Budget time is all about what where your coin is going to go.
Sometimes it may be sourced from existing funds, other times it may be allocated from projected cashflows. Either way, appropriate budgeting will at least minimise the impact of those planned and unplanned events.
Marketing is another budget item and it needs to compete with other items for a finite resource. When formulating your marketing budget consider the following:
What has previously worked and what has not.
What has generated new customers.
What has improved existing customer values?
Cross promotion results.
Stock clearance/liquidation success.
These are all measurable items where the results are largely tangible against a reasonably prompt turn-around.
There are not too many variables to setup to begin with, the relative success or not of the campaign is not influenced by a large number of variables, although, those variables that do exist should be identified and accounted for if they came into play during the campaign. This is especially true for campaigns that work and those that failed – the latter being important to identify and not repeat, the former something that needs to be replicatable in maybe different environments.
Budgeting also works well when looked at as a business review process. Budget comparisons between this and the last year can provide some interesting insights on which areas may need additional consideration and those areas that may have had generous budgets.

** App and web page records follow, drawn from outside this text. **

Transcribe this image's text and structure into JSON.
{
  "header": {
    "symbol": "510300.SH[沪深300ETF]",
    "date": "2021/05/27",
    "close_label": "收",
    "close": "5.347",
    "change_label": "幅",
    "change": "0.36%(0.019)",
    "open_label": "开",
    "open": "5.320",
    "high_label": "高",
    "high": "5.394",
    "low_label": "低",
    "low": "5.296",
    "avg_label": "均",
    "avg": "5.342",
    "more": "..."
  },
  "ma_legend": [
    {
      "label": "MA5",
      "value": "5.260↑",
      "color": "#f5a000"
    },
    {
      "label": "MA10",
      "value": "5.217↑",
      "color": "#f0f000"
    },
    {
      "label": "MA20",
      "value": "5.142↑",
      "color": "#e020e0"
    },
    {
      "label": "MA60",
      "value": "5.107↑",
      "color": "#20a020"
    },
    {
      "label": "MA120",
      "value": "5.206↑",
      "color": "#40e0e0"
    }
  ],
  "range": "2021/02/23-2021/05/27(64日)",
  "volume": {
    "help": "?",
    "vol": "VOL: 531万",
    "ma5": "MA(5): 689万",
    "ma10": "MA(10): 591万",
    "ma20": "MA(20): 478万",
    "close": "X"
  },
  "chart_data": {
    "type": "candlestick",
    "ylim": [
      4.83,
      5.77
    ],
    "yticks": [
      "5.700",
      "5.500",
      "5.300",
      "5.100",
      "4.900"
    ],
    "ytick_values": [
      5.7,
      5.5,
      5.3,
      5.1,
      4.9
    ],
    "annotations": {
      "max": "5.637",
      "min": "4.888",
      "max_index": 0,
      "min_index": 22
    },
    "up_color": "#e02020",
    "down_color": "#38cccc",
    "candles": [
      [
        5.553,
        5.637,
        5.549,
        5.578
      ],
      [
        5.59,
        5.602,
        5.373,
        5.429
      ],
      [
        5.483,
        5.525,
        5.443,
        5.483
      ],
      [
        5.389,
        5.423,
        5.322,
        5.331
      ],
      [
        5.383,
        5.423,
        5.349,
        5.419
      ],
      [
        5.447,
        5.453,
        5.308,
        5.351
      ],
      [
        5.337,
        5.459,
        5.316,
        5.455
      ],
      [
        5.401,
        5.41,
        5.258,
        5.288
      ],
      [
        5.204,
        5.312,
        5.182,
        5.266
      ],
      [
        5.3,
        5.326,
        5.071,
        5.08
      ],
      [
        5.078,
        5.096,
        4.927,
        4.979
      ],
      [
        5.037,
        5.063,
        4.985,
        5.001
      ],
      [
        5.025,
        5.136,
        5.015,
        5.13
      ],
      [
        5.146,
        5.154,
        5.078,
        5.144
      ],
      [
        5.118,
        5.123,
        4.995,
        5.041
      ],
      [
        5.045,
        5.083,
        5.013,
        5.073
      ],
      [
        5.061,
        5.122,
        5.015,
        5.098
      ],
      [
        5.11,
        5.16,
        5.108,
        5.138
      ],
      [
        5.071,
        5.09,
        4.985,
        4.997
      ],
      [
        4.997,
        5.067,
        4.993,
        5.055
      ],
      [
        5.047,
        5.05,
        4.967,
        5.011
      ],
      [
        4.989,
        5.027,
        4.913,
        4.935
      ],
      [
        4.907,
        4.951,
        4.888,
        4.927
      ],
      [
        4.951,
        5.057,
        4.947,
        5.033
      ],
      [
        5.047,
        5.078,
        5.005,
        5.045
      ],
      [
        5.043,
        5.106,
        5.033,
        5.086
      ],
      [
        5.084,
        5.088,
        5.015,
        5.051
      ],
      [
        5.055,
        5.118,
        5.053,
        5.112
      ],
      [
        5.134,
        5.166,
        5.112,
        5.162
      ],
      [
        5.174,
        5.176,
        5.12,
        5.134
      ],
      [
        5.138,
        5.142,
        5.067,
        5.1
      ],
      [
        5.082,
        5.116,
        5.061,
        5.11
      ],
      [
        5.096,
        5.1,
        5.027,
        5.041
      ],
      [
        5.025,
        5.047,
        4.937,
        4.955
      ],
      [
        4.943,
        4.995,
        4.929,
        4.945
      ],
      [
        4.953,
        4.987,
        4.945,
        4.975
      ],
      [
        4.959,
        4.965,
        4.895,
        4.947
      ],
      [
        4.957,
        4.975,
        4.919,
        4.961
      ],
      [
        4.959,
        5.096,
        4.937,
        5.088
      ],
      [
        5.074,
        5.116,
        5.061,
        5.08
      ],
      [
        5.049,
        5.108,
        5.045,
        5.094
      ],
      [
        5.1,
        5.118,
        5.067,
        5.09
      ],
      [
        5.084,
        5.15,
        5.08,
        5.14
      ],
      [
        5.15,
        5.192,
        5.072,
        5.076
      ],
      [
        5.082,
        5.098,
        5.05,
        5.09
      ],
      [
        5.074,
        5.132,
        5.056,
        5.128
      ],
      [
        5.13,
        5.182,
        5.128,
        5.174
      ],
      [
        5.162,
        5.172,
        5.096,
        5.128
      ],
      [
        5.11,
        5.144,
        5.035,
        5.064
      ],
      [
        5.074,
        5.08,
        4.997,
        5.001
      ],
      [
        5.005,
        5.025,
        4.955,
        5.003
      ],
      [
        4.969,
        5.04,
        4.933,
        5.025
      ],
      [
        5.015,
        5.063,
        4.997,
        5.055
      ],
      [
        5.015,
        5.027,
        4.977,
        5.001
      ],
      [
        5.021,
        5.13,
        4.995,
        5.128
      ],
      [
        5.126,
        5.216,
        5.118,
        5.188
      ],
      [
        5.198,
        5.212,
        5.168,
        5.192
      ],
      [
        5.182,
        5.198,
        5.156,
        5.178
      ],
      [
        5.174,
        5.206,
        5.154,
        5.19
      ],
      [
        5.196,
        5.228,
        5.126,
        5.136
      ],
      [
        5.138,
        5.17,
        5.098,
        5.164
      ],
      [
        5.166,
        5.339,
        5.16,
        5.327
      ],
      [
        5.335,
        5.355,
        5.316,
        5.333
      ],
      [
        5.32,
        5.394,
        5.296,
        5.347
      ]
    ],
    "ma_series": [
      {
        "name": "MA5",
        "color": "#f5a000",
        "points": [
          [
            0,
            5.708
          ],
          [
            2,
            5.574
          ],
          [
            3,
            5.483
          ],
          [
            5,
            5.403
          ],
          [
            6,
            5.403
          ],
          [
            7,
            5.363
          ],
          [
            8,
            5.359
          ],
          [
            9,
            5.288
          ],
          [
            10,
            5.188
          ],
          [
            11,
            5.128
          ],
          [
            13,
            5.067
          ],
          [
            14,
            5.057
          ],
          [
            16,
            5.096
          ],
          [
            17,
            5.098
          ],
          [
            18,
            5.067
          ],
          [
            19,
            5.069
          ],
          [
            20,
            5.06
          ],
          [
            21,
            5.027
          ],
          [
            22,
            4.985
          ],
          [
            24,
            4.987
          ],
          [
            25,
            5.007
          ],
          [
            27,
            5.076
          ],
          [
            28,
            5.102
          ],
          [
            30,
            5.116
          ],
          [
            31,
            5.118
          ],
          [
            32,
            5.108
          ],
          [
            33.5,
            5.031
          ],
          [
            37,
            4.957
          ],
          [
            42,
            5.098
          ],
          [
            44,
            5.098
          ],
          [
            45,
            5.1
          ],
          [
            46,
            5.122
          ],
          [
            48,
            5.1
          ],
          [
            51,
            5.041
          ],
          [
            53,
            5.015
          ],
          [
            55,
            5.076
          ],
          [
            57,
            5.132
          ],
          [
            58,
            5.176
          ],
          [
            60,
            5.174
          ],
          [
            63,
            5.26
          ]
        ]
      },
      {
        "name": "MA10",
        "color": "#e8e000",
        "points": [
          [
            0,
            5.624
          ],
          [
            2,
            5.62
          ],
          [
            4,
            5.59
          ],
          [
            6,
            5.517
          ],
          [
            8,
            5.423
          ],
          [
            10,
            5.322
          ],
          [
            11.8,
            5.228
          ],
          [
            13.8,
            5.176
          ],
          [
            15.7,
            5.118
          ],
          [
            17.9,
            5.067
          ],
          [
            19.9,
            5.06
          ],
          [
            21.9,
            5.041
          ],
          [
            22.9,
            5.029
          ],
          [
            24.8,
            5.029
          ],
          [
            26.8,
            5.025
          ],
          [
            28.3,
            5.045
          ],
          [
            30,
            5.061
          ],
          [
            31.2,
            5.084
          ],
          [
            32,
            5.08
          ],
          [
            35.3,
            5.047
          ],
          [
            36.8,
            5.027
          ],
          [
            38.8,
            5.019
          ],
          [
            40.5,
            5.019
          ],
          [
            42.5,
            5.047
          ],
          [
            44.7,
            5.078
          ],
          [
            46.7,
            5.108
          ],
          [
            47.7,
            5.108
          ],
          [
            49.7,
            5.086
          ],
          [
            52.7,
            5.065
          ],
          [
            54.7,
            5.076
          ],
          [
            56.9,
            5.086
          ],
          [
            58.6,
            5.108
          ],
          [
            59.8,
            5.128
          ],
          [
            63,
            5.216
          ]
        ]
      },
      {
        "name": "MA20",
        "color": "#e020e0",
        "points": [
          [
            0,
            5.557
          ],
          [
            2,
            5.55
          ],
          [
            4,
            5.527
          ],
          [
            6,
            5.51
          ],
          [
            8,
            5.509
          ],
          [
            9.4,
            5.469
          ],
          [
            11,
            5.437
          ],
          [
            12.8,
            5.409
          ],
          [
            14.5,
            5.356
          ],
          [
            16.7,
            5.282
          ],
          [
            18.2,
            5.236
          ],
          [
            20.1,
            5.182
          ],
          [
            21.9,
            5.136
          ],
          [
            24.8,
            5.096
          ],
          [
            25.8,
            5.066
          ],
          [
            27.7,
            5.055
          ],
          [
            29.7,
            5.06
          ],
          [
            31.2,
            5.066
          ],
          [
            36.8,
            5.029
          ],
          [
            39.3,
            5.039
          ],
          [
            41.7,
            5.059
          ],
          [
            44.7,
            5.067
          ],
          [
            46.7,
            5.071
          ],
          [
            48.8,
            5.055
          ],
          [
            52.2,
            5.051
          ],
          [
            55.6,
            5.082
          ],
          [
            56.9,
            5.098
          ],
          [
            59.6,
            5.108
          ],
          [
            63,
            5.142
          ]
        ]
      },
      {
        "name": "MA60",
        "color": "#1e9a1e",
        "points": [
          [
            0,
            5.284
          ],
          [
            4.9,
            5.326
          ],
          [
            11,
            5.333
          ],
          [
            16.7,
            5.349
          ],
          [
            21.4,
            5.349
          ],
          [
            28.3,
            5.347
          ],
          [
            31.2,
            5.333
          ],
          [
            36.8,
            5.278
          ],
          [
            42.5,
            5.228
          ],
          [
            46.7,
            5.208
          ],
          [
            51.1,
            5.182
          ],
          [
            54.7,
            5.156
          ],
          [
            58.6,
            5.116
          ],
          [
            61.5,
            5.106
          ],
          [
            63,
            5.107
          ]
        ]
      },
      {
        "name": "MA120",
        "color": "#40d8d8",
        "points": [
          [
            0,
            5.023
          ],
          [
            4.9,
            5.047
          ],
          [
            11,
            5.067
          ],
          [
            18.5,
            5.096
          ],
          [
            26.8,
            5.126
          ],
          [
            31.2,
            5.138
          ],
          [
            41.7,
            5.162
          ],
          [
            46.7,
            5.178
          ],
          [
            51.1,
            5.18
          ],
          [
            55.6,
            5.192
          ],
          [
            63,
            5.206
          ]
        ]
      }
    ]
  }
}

The process of budgeting should not be seen as a beginning of financial year process. Ideally it might be better to view and adjust the budget continuously, however this may generate unsustainable overheads. My recommendation, half yearly reviews with quarterly report generation should provide the sort of data you need to make informed decisions.